IEVA acknowledges that almost one third of cancer cases in Europe are caused by smoking: “Tobacco consumption continues to be the leading cause of preventable cancer, with 27% of all cancers attributed to tobacco use. By eliminating tobacco use, nine out every ten cases of lung cancer could be avoided.”
The organisation this makes it “more important than ever” to use all means at hand to minimize smoking rates. “Tobacco harm reduction is rated as a very good opportunity to significantly reduce the number of smokers. That is why it has to be included in an impactful EU Beating Cancer plan”

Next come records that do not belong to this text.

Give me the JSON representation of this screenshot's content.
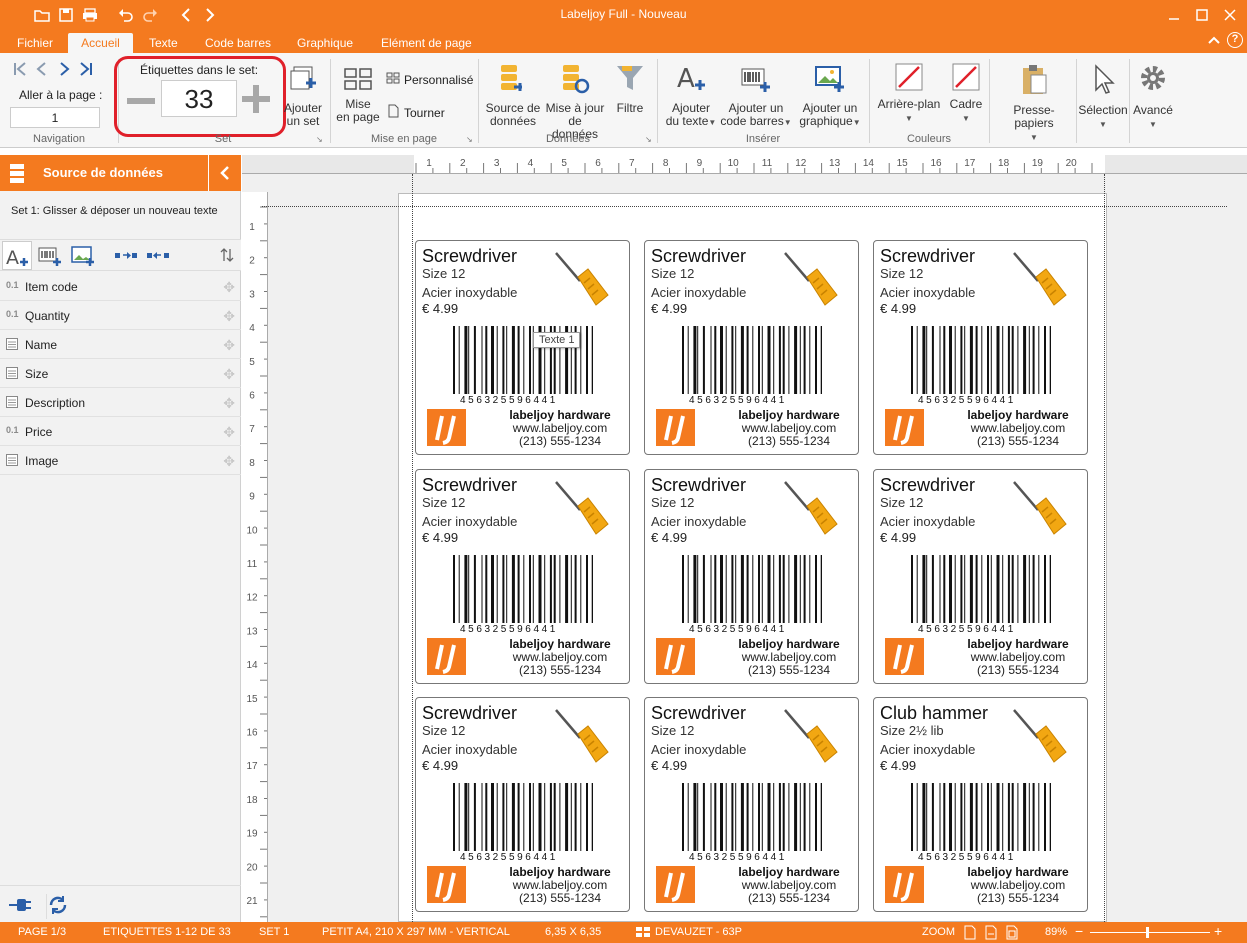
{
  "window": {
    "title": "Labeljoy Full - Nouveau"
  },
  "menu": {
    "tabs": [
      "Fichier",
      "Accueil",
      "Texte",
      "Code barres",
      "Graphique",
      "Elément de page"
    ],
    "active": "Accueil"
  },
  "ribbon": {
    "navigation": {
      "goto_label": "Aller à la page :",
      "page_value": "1",
      "group": "Navigation"
    },
    "set": {
      "label": "Étiquettes dans le set:",
      "count": "33",
      "add_set_line1": "Ajouter",
      "add_set_line2": "un set",
      "group": "Set"
    },
    "page_layout": {
      "layout_line1": "Mise",
      "layout_line2": "en page",
      "custom": "Personnalisé",
      "rotate": "Tourner",
      "group": "Mise en page"
    },
    "data": {
      "source_line1": "Source de",
      "source_line2": "données",
      "update_line1": "Mise à jour",
      "update_line2": "de données",
      "filter": "Filtre",
      "group": "Données"
    },
    "insert": {
      "text_line1": "Ajouter",
      "text_line2": "du texte",
      "barcode_line1": "Ajouter un",
      "barcode_line2": "code barres",
      "graphic_line1": "Ajouter un",
      "graphic_line2": "graphique",
      "group": "Insérer"
    },
    "colors": {
      "background": "Arrière-plan",
      "frame": "Cadre",
      "group": "Couleurs"
    },
    "clipboard": {
      "label": "Presse-papiers"
    },
    "selection": {
      "label": "Sélection"
    },
    "advanced": {
      "label": "Avancé"
    }
  },
  "sidebar": {
    "title": "Source de données",
    "hint": "Set 1: Glisser & déposer un nouveau texte",
    "fields": [
      {
        "type": "0.1",
        "name": "Item code"
      },
      {
        "type": "0.1",
        "name": "Quantity"
      },
      {
        "type": "txt",
        "name": "Name"
      },
      {
        "type": "txt",
        "name": "Size"
      },
      {
        "type": "txt",
        "name": "Description"
      },
      {
        "type": "0.1",
        "name": "Price"
      },
      {
        "type": "txt",
        "name": "Image"
      }
    ]
  },
  "rulers": {
    "h": [
      "1",
      "2",
      "3",
      "4",
      "5",
      "6",
      "7",
      "8",
      "9",
      "10",
      "11",
      "12",
      "13",
      "14",
      "15",
      "16",
      "17",
      "18",
      "19",
      "20"
    ],
    "v": [
      "1",
      "2",
      "3",
      "4",
      "5",
      "6",
      "7",
      "8",
      "9",
      "10",
      "11",
      "12",
      "13",
      "14",
      "15",
      "16",
      "17",
      "18",
      "19",
      "20",
      "21"
    ]
  },
  "labels": [
    {
      "name": "Screwdriver",
      "size": "Size 12",
      "material": "Acier inoxydable",
      "price": "€ 4.99",
      "barcode": "456325596441",
      "company": "labeljoy hardware",
      "web": "www.labeljoy.com",
      "phone": "(213) 555-1234"
    },
    {
      "name": "Screwdriver",
      "size": "Size 12",
      "material": "Acier inoxydable",
      "price": "€ 4.99",
      "barcode": "456325596441",
      "company": "labeljoy hardware",
      "web": "www.labeljoy.com",
      "phone": "(213) 555-1234"
    },
    {
      "name": "Screwdriver",
      "size": "Size 12",
      "material": "Acier inoxydable",
      "price": "€ 4.99",
      "barcode": "456325596441",
      "company": "labeljoy hardware",
      "web": "www.labeljoy.com",
      "phone": "(213) 555-1234"
    },
    {
      "name": "Screwdriver",
      "size": "Size 12",
      "material": "Acier inoxydable",
      "price": "€ 4.99",
      "barcode": "456325596441",
      "company": "labeljoy hardware",
      "web": "www.labeljoy.com",
      "phone": "(213) 555-1234"
    },
    {
      "name": "Screwdriver",
      "size": "Size 12",
      "material": "Acier inoxydable",
      "price": "€ 4.99",
      "barcode": "456325596441",
      "company": "labeljoy hardware",
      "web": "www.labeljoy.com",
      "phone": "(213) 555-1234"
    },
    {
      "name": "Screwdriver",
      "size": "Size 12",
      "material": "Acier inoxydable",
      "price": "€ 4.99",
      "barcode": "456325596441",
      "company": "labeljoy hardware",
      "web": "www.labeljoy.com",
      "phone": "(213) 555-1234"
    },
    {
      "name": "Screwdriver",
      "size": "Size 12",
      "material": "Acier inoxydable",
      "price": "€ 4.99",
      "barcode": "456325596441",
      "company": "labeljoy hardware",
      "web": "www.labeljoy.com",
      "phone": "(213) 555-1234"
    },
    {
      "name": "Screwdriver",
      "size": "Size 12",
      "material": "Acier inoxydable",
      "price": "€ 4.99",
      "barcode": "456325596441",
      "company": "labeljoy hardware",
      "web": "www.labeljoy.com",
      "phone": "(213) 555-1234"
    },
    {
      "name": "Club hammer",
      "size": "Size 2½ lib",
      "material": "Acier inoxydable",
      "price": "€ 4.99",
      "barcode": "456325596441",
      "company": "labeljoy hardware",
      "web": "www.labeljoy.com",
      "phone": "(213) 555-1234"
    }
  ],
  "tooltip": "Texte 1",
  "status": {
    "page": "PAGE 1/3",
    "labels": "ETIQUETTES 1-12 DE 33",
    "set": "SET 1",
    "paper": "PETIT A4, 210 X 297 MM - VERTICAL",
    "label_size": "6,35 X 6,35",
    "template": "DEVAUZET - 63P",
    "zoom_label": "ZOOM",
    "zoom_value": "89%"
  },
  "colors": {
    "accent": "#f47a1f",
    "highlight": "#e0202a"
  }
}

Professor Heino Stöver from the German Institute for Addiction Research at the Frankfurt University of Applied Sciences commented: “Once again, the EU Commission is focusing on the obsolete ‘Quit or Die’ approach when it comes to tobacco cessation, instead of designing a reality-based addiction policy. The UK, New Zealand and Canada are using e-cigarettes as a key tool in the fight against tobacco use and are more successful than the EU with its outdated approach.”
IEVA says that the cancer potency of vaping is around 0.5% that of smoking. It adds that we (the UK) stand as an example to Europe in that by embracing tobacco harm reduction, “the UK shows a better and more effective strategy to decrease the number of smokers. With broad education on harm-reducing alternatives, British health policy has drastically reduced the smoking rate within a few years.”
In 2011, 20% of the British smoked, thanks to vaping this dropped dramatically to 14%.
IEVA point to the 2018 Public Health England report that said vapers have a 99.5% lower risk of cancer than smokers. Overall, it estimated that e-cigarettes are at least 95 percent less harmful than tobacco cigarettes.
IEVA’s Dustin Dahlmann commented: “We welcome the EU Beating Cancer Plan. The strategy needs to consider all means available to reduce the burden of cancer related risks: It is of utmost importance that preventive measures are flanked by tobacco harm reduction. Otherwise, millions of smokers might miss the opportunity to tremendously reduce their risk of cancer.”